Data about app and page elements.
- - -
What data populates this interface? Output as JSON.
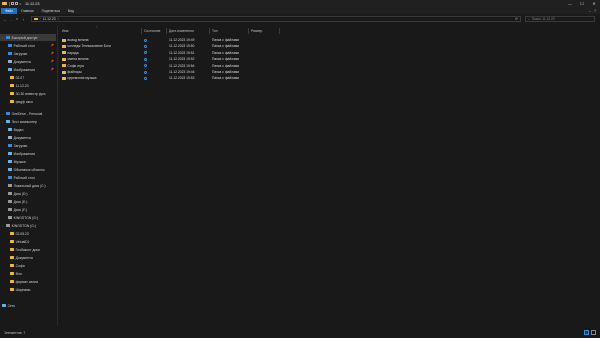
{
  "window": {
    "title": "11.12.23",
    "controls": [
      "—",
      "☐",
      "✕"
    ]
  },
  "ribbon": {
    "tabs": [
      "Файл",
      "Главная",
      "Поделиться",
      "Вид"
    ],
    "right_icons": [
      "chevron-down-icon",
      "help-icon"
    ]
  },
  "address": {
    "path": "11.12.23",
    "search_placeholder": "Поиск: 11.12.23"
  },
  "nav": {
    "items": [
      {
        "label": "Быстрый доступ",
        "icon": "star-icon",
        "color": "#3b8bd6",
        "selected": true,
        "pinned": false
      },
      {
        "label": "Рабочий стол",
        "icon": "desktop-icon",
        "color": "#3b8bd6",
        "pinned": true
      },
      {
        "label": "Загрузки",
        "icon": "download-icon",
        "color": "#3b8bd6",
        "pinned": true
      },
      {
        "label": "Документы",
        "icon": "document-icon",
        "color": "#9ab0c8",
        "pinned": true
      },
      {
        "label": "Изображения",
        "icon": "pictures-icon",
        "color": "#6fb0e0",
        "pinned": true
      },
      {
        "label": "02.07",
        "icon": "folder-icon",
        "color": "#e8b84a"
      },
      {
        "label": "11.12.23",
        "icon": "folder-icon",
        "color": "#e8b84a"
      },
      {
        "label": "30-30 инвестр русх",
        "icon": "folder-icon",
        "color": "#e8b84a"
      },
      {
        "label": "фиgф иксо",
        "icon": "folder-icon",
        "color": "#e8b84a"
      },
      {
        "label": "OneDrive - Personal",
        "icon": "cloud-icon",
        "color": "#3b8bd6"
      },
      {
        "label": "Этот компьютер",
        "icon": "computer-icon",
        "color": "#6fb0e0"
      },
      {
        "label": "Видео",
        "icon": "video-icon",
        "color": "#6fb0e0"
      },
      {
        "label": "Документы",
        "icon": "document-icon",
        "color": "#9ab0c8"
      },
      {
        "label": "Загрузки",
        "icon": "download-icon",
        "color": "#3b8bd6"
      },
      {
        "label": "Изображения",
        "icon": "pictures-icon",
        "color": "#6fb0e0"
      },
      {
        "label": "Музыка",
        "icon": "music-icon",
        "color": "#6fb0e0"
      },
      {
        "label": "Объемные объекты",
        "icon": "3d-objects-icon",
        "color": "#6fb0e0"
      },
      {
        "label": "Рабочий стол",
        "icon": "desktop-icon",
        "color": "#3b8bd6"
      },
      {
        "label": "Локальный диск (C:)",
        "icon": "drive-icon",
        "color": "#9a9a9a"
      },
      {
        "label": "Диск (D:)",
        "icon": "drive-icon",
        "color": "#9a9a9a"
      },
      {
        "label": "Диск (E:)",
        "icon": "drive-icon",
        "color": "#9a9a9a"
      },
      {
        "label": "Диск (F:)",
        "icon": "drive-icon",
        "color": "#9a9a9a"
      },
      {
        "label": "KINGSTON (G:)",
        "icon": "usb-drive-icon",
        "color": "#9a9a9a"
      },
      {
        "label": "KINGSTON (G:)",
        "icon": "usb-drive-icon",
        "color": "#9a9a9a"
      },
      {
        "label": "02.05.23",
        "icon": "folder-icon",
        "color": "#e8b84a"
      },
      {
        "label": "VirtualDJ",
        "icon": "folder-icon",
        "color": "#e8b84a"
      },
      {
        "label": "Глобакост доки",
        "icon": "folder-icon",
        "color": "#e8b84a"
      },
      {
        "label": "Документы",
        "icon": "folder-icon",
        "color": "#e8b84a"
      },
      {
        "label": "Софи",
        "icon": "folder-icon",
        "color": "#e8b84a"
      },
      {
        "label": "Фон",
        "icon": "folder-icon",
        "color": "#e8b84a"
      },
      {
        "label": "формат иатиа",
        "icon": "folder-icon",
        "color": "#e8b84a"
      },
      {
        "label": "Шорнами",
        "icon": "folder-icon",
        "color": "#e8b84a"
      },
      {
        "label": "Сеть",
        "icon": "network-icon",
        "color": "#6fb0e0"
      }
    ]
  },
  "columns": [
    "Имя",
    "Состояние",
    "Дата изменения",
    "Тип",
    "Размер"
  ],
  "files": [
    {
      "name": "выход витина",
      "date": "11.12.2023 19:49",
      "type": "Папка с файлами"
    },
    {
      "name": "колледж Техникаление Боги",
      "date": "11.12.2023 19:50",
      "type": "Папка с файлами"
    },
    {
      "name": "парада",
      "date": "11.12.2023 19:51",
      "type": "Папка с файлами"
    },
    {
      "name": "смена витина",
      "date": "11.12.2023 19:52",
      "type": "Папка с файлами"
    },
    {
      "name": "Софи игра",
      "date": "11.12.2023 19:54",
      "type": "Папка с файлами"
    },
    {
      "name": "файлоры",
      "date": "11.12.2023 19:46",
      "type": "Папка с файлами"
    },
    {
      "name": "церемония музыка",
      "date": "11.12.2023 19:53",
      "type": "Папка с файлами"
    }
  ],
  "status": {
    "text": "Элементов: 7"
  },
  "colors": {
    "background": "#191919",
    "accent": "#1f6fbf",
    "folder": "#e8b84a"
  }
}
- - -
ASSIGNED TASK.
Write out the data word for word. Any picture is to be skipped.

RESPONSE.
What data populates this interface? Output as JSON.
{
  "window": {
    "title": "11.12.23",
    "controls": [
      "—",
      "☐",
      "✕"
    ]
  },
  "ribbon": {
    "tabs": [
      "Файл",
      "Главная",
      "Поделиться",
      "Вид"
    ],
    "right_icons": [
      "chevron-down-icon",
      "help-icon"
    ]
  },
  "address": {
    "path": "11.12.23",
    "search_placeholder": "Поиск: 11.12.23"
  },
  "nav": {
    "items": [
      {
        "label": "Быстрый доступ",
        "icon": "star-icon",
        "color": "#3b8bd6",
        "selected": true,
        "pinned": false
      },
      {
        "label": "Рабочий стол",
        "icon": "desktop-icon",
        "color": "#3b8bd6",
        "pinned": true
      },
      {
        "label": "Загрузки",
        "icon": "download-icon",
        "color": "#3b8bd6",
        "pinned": true
      },
      {
        "label": "Документы",
        "icon": "document-icon",
        "color": "#9ab0c8",
        "pinned": true
      },
      {
        "label": "Изображения",
        "icon": "pictures-icon",
        "color": "#6fb0e0",
        "pinned": true
      },
      {
        "label": "02.07",
        "icon": "folder-icon",
        "color": "#e8b84a"
      },
      {
        "label": "11.12.23",
        "icon": "folder-icon",
        "color": "#e8b84a"
      },
      {
        "label": "30-30 инвестр русх",
        "icon": "folder-icon",
        "color": "#e8b84a"
      },
      {
        "label": "фиgф иксо",
        "icon": "folder-icon",
        "color": "#e8b84a"
      },
      {
        "label": "OneDrive - Personal",
        "icon": "cloud-icon",
        "color": "#3b8bd6"
      },
      {
        "label": "Этот компьютер",
        "icon": "computer-icon",
        "color": "#6fb0e0"
      },
      {
        "label": "Видео",
        "icon": "video-icon",
        "color": "#6fb0e0"
      },
      {
        "label": "Документы",
        "icon": "document-icon",
        "color": "#9ab0c8"
      },
      {
        "label": "Загрузки",
        "icon": "download-icon",
        "color": "#3b8bd6"
      },
      {
        "label": "Изображения",
        "icon": "pictures-icon",
        "color": "#6fb0e0"
      },
      {
        "label": "Музыка",
        "icon": "music-icon",
        "color": "#6fb0e0"
      },
      {
        "label": "Объемные объекты",
        "icon": "3d-objects-icon",
        "color": "#6fb0e0"
      },
      {
        "label": "Рабочий стол",
        "icon": "desktop-icon",
        "color": "#3b8bd6"
      },
      {
        "label": "Локальный диск (C:)",
        "icon": "drive-icon",
        "color": "#9a9a9a"
      },
      {
        "label": "Диск (D:)",
        "icon": "drive-icon",
        "color": "#9a9a9a"
      },
      {
        "label": "Диск (E:)",
        "icon": "drive-icon",
        "color": "#9a9a9a"
      },
      {
        "label": "Диск (F:)",
        "icon": "drive-icon",
        "color": "#9a9a9a"
      },
      {
        "label": "KINGSTON (G:)",
        "icon": "usb-drive-icon",
        "color": "#9a9a9a"
      },
      {
        "label": "KINGSTON (G:)",
        "icon": "usb-drive-icon",
        "color": "#9a9a9a"
      },
      {
        "label": "02.05.23",
        "icon": "folder-icon",
        "color": "#e8b84a"
      },
      {
        "label": "VirtualDJ",
        "icon": "folder-icon",
        "color": "#e8b84a"
      },
      {
        "label": "Глобакост доки",
        "icon": "folder-icon",
        "color": "#e8b84a"
      },
      {
        "label": "Документы",
        "icon": "folder-icon",
        "color": "#e8b84a"
      },
      {
        "label": "Софи",
        "icon": "folder-icon",
        "color": "#e8b84a"
      },
      {
        "label": "Фон",
        "icon": "folder-icon",
        "color": "#e8b84a"
      },
      {
        "label": "формат иатиа",
        "icon": "folder-icon",
        "color": "#e8b84a"
      },
      {
        "label": "Шорнами",
        "icon": "folder-icon",
        "color": "#e8b84a"
      },
      {
        "label": "Сеть",
        "icon": "network-icon",
        "color": "#6fb0e0"
      }
    ]
  },
  "columns": [
    "Имя",
    "Состояние",
    "Дата изменения",
    "Тип",
    "Размер"
  ],
  "files": [
    {
      "name": "выход витина",
      "date": "11.12.2023 19:49",
      "type": "Папка с файлами"
    },
    {
      "name": "колледж Техникаление Боги",
      "date": "11.12.2023 19:50",
      "type": "Папка с файлами"
    },
    {
      "name": "парада",
      "date": "11.12.2023 19:51",
      "type": "Папка с файлами"
    },
    {
      "name": "смена витина",
      "date": "11.12.2023 19:52",
      "type": "Папка с файлами"
    },
    {
      "name": "Софи игра",
      "date": "11.12.2023 19:54",
      "type": "Папка с файлами"
    },
    {
      "name": "файлоры",
      "date": "11.12.2023 19:46",
      "type": "Папка с файлами"
    },
    {
      "name": "церемония музыка",
      "date": "11.12.2023 19:53",
      "type": "Папка с файлами"
    }
  ],
  "status": {
    "text": "Элементов: 7"
  },
  "colors": {
    "background": "#191919",
    "accent": "#1f6fbf",
    "folder": "#e8b84a"
  }
}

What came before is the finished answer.